(AIM OF THE TASK) Copy out each line featuring the string "mail" from the entries beneath.

(EXCERPTED RECORDS)
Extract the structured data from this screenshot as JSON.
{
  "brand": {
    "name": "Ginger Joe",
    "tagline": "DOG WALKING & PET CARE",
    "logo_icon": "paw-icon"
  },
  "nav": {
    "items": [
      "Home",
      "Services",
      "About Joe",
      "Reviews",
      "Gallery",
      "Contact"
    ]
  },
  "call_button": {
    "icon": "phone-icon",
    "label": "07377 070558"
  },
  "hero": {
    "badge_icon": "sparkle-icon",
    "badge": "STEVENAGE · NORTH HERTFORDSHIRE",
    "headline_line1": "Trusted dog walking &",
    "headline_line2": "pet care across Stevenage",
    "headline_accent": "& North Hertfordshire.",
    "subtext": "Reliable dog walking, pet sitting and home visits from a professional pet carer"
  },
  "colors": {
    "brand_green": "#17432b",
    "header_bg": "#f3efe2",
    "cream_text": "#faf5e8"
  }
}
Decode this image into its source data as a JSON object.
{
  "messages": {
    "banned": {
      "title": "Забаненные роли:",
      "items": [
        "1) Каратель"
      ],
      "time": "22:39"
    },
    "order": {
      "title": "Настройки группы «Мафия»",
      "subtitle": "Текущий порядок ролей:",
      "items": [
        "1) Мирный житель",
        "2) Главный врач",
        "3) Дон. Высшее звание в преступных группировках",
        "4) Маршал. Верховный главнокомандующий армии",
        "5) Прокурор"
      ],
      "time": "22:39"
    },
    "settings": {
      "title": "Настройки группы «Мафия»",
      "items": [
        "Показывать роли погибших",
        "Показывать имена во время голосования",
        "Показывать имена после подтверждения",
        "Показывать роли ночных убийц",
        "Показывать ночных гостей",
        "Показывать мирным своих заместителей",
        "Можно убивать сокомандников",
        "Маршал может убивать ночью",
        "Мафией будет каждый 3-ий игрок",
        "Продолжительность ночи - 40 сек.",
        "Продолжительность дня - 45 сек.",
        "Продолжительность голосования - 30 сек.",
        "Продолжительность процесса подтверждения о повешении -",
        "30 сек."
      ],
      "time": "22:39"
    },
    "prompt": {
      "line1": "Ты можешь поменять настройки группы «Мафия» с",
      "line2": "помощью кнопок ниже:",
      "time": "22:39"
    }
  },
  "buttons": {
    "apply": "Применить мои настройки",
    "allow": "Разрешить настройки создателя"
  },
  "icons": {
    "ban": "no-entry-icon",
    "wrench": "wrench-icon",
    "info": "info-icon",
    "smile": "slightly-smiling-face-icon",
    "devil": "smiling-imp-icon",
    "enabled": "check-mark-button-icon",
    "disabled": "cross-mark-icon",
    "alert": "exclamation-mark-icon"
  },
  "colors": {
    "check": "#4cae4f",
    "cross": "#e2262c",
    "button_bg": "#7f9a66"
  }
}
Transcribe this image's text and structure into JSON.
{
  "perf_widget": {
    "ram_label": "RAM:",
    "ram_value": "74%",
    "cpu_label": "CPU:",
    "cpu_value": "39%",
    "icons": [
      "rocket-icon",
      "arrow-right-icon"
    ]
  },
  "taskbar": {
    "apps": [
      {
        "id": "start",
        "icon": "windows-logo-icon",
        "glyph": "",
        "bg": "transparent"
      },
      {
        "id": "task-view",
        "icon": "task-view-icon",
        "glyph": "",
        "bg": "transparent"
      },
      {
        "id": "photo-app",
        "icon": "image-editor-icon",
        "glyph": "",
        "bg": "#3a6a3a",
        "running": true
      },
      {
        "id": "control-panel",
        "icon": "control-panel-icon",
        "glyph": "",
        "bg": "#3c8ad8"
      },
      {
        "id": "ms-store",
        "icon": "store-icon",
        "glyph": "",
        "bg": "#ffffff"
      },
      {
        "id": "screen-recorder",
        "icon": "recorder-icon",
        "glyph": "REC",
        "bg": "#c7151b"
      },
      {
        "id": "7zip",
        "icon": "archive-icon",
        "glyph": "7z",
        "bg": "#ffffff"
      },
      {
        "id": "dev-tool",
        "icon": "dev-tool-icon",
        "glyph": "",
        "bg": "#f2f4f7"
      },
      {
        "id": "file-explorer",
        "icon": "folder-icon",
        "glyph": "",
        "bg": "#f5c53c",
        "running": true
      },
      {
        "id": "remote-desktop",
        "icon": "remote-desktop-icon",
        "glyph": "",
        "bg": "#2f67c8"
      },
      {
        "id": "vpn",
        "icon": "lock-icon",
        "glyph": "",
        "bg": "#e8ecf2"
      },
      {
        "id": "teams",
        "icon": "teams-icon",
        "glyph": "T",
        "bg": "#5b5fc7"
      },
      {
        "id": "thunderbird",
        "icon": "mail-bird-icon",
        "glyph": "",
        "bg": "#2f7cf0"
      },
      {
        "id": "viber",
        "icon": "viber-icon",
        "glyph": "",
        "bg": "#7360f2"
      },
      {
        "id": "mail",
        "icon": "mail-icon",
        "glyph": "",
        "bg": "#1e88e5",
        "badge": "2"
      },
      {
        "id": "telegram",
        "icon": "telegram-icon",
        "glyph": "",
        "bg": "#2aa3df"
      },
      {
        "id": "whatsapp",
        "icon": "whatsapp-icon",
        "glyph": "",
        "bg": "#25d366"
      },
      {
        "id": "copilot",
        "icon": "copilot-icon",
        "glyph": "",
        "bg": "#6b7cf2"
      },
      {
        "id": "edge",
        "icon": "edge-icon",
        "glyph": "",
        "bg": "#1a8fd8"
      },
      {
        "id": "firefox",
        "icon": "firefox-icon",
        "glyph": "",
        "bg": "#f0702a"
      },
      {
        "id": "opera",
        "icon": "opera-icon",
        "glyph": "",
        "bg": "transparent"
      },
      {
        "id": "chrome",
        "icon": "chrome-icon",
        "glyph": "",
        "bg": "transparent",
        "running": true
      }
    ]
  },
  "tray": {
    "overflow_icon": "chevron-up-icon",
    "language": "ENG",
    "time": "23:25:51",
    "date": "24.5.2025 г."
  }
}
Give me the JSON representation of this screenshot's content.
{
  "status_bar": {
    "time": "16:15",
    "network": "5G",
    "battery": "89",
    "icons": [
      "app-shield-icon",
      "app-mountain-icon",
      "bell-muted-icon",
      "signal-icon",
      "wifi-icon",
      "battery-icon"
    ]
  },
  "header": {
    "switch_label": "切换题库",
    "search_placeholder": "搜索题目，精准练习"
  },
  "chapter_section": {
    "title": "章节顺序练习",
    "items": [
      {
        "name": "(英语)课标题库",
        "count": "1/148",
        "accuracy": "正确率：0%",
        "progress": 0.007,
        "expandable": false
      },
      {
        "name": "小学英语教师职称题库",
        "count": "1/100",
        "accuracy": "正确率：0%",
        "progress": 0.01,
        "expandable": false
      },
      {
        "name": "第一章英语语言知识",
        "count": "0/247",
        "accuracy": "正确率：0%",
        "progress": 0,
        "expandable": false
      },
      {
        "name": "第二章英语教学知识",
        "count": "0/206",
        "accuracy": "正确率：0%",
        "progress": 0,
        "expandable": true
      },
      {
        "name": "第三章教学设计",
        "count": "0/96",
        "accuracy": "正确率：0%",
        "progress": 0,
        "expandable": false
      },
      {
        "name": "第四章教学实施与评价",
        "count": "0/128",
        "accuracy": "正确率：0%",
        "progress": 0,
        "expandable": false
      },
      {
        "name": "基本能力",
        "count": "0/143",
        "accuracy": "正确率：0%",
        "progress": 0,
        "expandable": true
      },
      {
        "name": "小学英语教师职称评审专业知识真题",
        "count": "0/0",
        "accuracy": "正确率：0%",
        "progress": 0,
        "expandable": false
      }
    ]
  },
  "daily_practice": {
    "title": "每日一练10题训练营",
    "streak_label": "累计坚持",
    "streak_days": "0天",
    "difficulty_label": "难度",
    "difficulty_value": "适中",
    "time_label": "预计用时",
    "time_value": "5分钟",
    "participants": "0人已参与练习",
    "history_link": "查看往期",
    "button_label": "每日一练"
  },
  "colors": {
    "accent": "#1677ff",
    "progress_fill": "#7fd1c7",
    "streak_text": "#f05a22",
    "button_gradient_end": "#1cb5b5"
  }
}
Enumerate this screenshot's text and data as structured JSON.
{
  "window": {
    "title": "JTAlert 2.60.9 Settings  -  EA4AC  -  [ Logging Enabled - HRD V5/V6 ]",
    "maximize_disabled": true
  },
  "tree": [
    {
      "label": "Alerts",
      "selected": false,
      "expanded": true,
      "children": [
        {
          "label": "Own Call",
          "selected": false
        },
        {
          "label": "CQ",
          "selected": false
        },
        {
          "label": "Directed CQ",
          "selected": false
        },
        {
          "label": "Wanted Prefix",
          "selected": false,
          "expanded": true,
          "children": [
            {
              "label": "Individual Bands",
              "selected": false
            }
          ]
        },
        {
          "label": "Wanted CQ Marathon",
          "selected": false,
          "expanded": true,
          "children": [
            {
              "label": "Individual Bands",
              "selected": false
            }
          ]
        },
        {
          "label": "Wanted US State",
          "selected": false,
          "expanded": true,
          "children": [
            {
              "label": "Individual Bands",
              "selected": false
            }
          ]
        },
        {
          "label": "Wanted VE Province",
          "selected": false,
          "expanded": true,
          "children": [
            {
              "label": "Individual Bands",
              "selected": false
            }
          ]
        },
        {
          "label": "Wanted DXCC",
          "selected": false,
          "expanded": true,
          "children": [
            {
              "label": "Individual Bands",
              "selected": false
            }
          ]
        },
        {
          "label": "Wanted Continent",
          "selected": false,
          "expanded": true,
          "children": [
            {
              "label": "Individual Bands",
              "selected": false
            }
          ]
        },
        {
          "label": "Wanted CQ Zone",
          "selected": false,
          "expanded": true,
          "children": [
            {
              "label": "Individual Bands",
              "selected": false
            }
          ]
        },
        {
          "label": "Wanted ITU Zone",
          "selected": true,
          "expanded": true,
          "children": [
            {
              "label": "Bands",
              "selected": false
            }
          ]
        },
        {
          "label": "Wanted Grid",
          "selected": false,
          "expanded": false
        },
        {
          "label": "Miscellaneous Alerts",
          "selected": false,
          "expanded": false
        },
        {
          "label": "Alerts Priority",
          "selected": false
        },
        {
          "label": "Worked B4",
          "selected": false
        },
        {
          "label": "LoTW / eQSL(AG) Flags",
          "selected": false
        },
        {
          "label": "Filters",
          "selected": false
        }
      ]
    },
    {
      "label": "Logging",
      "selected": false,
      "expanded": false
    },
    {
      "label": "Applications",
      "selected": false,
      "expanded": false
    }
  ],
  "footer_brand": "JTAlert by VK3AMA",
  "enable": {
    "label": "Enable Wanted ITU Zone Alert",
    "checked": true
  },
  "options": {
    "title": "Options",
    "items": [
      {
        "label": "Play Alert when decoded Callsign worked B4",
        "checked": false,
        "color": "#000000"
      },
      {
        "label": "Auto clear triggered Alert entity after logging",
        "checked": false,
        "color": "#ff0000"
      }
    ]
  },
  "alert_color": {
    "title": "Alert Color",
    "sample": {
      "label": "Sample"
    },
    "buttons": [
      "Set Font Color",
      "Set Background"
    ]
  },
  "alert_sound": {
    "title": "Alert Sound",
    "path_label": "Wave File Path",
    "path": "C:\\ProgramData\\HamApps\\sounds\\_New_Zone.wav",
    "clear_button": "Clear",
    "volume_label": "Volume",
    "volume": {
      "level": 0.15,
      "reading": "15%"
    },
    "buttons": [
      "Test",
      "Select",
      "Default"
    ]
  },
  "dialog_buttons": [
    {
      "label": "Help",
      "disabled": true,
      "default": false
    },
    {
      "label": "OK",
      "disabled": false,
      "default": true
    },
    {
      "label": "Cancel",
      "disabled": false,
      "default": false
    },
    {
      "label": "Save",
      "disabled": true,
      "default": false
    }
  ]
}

(REPLY TO THE EXERCISE)
        "icon": "mail-bird-icon",
        "id": "mail",
        "icon": "mail-icon",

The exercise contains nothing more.